Lobo has strengthened support from the Canadian government by holding a Truth Commission to investigate the events leading up to Honduras’ coup and the surge in human rights abuses that followed. In the first 100 days of the coup, a local human rights group documented over 4,200 human rights abuses.

While the Frente is planning to mark the June 28 anniversary of the coup with political protests, Canada’s Minister of State for the Americas, Peter Kent, will be justifying Canada’s response to the coup before a parliamentary committee.

Kent said the Truth Commission would help Hondurans regain trust in democratic institutions and create dialogue between members of the Frente, the military and coup leaders that were opposed during the self-appointed government. The Canadian International Development Agency is spending $250,000 so that former Canadian Diplomat, Michael Kergin, can act as a commissioner in the proceedings.

 But Honduras is holding the Truth Commission at the same time that a new onslaught of human rights abuses are being committed.The international community needs to demand that the government of Honduras respect human rights, said Regalado.

“They are still killing members of the resistance, they are still killing rural people that are trying to get their land back, there is still a repression of freedom of speech and there are still countries that are recognizing Lobo’s government,” she said.

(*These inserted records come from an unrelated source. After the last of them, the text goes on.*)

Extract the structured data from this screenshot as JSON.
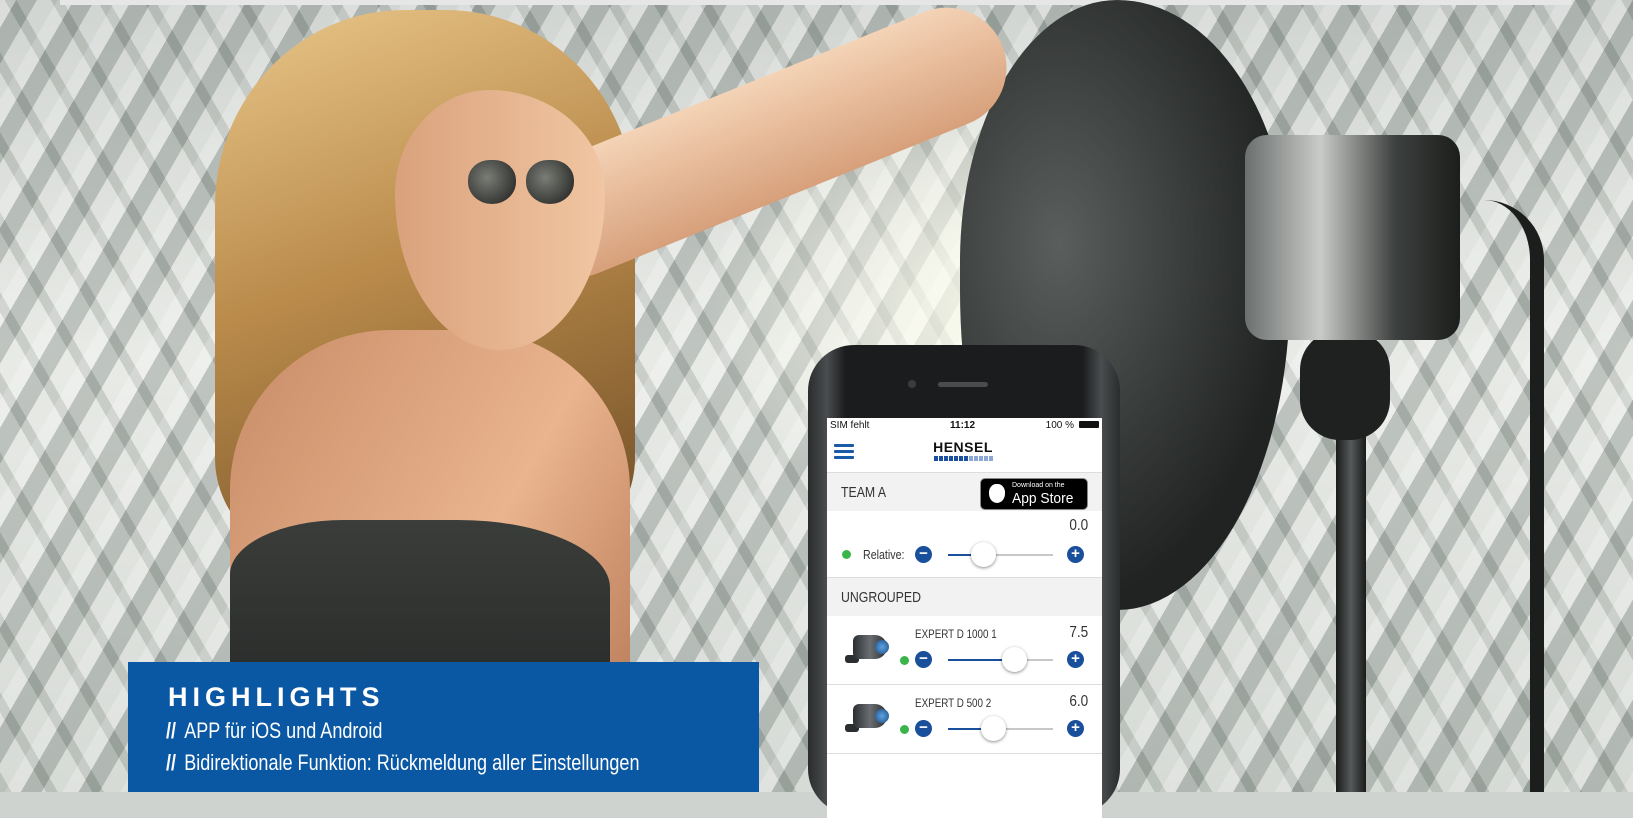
{
  "highlights": {
    "title": "HIGHLIGHTS",
    "items": [
      "APP für iOS und Android",
      "Bidirektionale Funktion: Rückmeldung aller Einstellungen"
    ],
    "bullet": "//",
    "background_color": "#0a57a4"
  },
  "phone": {
    "status_bar": {
      "carrier": "SIM fehlt",
      "time": "11:12",
      "battery": "100 %"
    },
    "header": {
      "brand": "HENSEL",
      "menu_icon": "hamburger-menu-icon"
    },
    "team": {
      "label": "TEAM A",
      "store_badge": {
        "small": "Download on the",
        "big": "App Store",
        "icon": "apple-icon"
      },
      "relative_label": "Relative:",
      "value": "0.0",
      "slider_level": 0.33
    },
    "ungrouped": {
      "label": "UNGROUPED",
      "devices": [
        {
          "name": "EXPERT D 1000 1",
          "value": "7.5",
          "slider_level": 0.63
        },
        {
          "name": "EXPERT D 500 2",
          "value": "6.0",
          "slider_level": 0.43
        }
      ]
    },
    "colors": {
      "accent": "#1a4f9c",
      "online": "#3ab54a"
    }
  }
}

Cryderman said that Foreign Affairs is encouraged that Lobo had appointed an Advisor Minister on Human Rights and that Honduran authorities are open to visits by international human rights groups. She noted that there is still work to be done to strengthen human rights in Honduras.